== Your objective ==
Leave the images out and repeat the data exactly as given.

** Opening Data excerpts block **

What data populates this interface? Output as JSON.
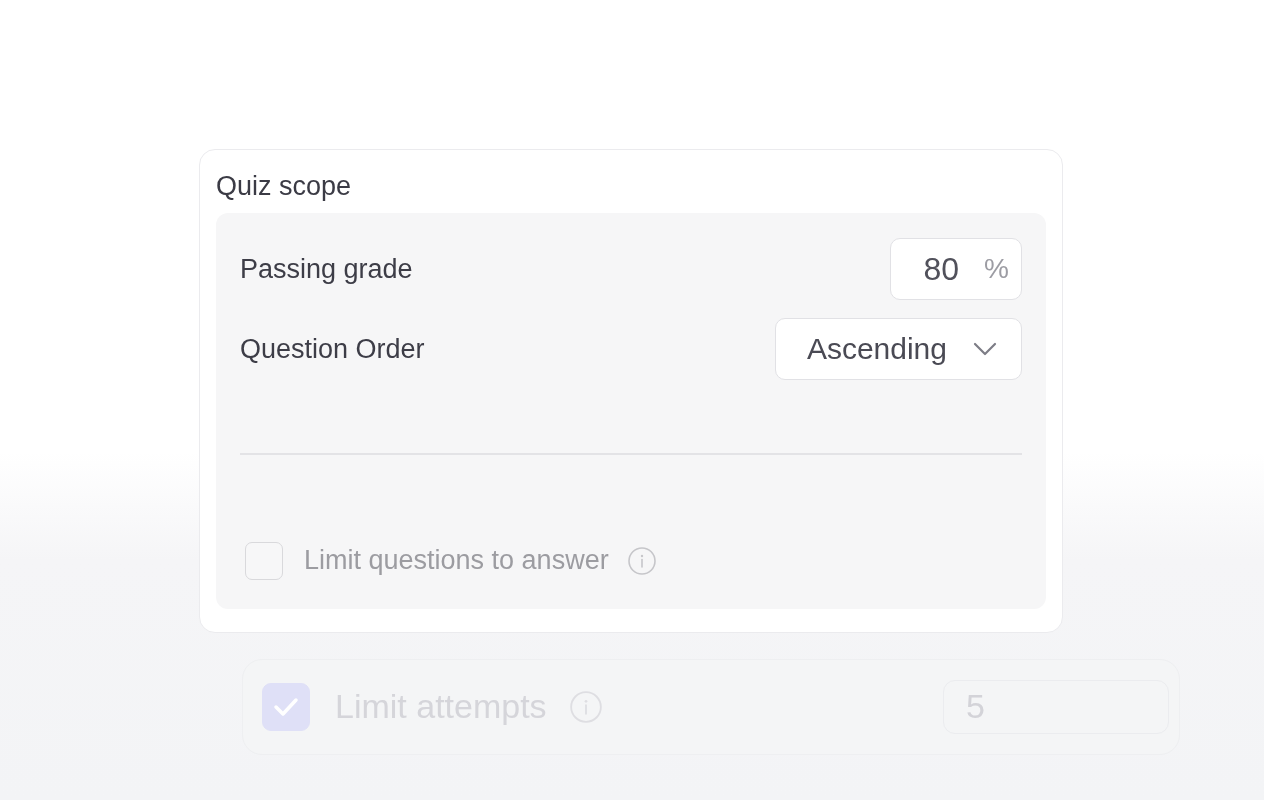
{
  "card": {
    "title": "Quiz scope",
    "fields": [
      {
        "kind": "number",
        "label": "Passing grade",
        "value": "80",
        "unit": "%"
      },
      {
        "kind": "select",
        "label": "Question Order",
        "value": "Ascending"
      }
    ],
    "options": [
      {
        "label": "Limit questions to answer",
        "checked": false,
        "disabled": true
      }
    ]
  },
  "next_card": {
    "rows": [
      {
        "label": "Limit attempts",
        "checked": true,
        "value": "5"
      }
    ]
  }
}
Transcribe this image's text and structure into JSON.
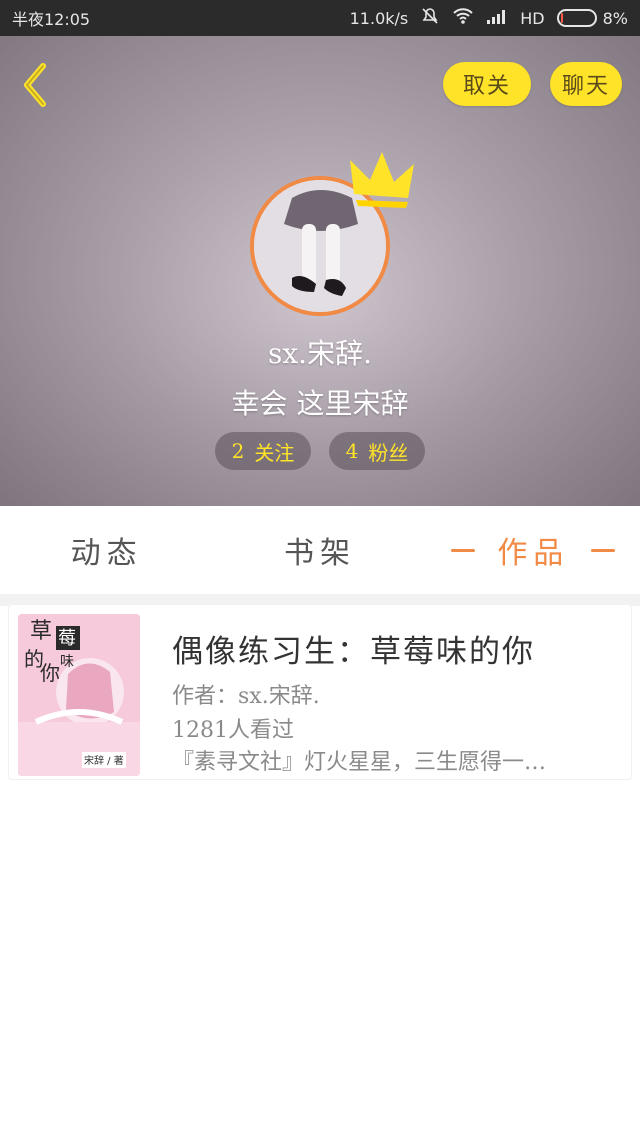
{
  "status_bar": {
    "time": "半夜12:05",
    "network_speed": "11.0k/s",
    "network_type": "HD",
    "battery_percent": "8%",
    "battery_level": 0.08,
    "icons": [
      "mute-icon",
      "wifi-icon",
      "signal-icon"
    ]
  },
  "header": {
    "back_icon": "chevron-left-icon",
    "unfollow_label": "取关",
    "chat_label": "聊天",
    "username": "sx.宋辞.",
    "bio": "幸会 这里宋辞",
    "following": {
      "count": "2",
      "label": "关注"
    },
    "followers": {
      "count": "4",
      "label": "粉丝"
    },
    "crown_icon": "crown-icon",
    "colors": {
      "accent": "#ffe328",
      "avatar_border": "#f08a45"
    }
  },
  "tabs": {
    "items": [
      {
        "label": "动态"
      },
      {
        "label": "书架"
      },
      {
        "label": "作品"
      }
    ],
    "active_index": 2,
    "active_color": "#f08a45"
  },
  "books": [
    {
      "title": "偶像练习生：草莓味的你",
      "author": "作者：sx.宋辞.",
      "reads": "1281人看过",
      "description": "『素寻文社』灯火星星，三生愿得一…",
      "cover": {
        "title_line1": "草",
        "title_line2": "莓",
        "title_line3": "味",
        "title_line4": "的",
        "title_line5": "你",
        "badge": "宋辞 / 著"
      }
    }
  ]
}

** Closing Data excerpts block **

== Response area ==
What data populates this interface? Output as JSON.
{
  "card": {
    "title": "Quiz scope",
    "fields": [
      {
        "kind": "number",
        "label": "Passing grade",
        "value": "80",
        "unit": "%"
      },
      {
        "kind": "select",
        "label": "Question Order",
        "value": "Ascending"
      }
    ],
    "options": [
      {
        "label": "Limit questions to answer",
        "checked": false,
        "disabled": true
      }
    ]
  },
  "next_card": {
    "rows": [
      {
        "label": "Limit attempts",
        "checked": true,
        "value": "5"
      }
    ]
  }
}
Transcribe this image's text and structure into JSON.
{
  "status_bar": {
    "time": "半夜12:05",
    "network_speed": "11.0k/s",
    "network_type": "HD",
    "battery_percent": "8%",
    "battery_level": 0.08,
    "icons": [
      "mute-icon",
      "wifi-icon",
      "signal-icon"
    ]
  },
  "header": {
    "back_icon": "chevron-left-icon",
    "unfollow_label": "取关",
    "chat_label": "聊天",
    "username": "sx.宋辞.",
    "bio": "幸会 这里宋辞",
    "following": {
      "count": "2",
      "label": "关注"
    },
    "followers": {
      "count": "4",
      "label": "粉丝"
    },
    "crown_icon": "crown-icon",
    "colors": {
      "accent": "#ffe328",
      "avatar_border": "#f08a45"
    }
  },
  "tabs": {
    "items": [
      {
        "label": "动态"
      },
      {
        "label": "书架"
      },
      {
        "label": "作品"
      }
    ],
    "active_index": 2,
    "active_color": "#f08a45"
  },
  "books": [
    {
      "title": "偶像练习生：草莓味的你",
      "author": "作者：sx.宋辞.",
      "reads": "1281人看过",
      "description": "『素寻文社』灯火星星，三生愿得一…",
      "cover": {
        "title_line1": "草",
        "title_line2": "莓",
        "title_line3": "味",
        "title_line4": "的",
        "title_line5": "你",
        "badge": "宋辞 / 著"
      }
    }
  ]
}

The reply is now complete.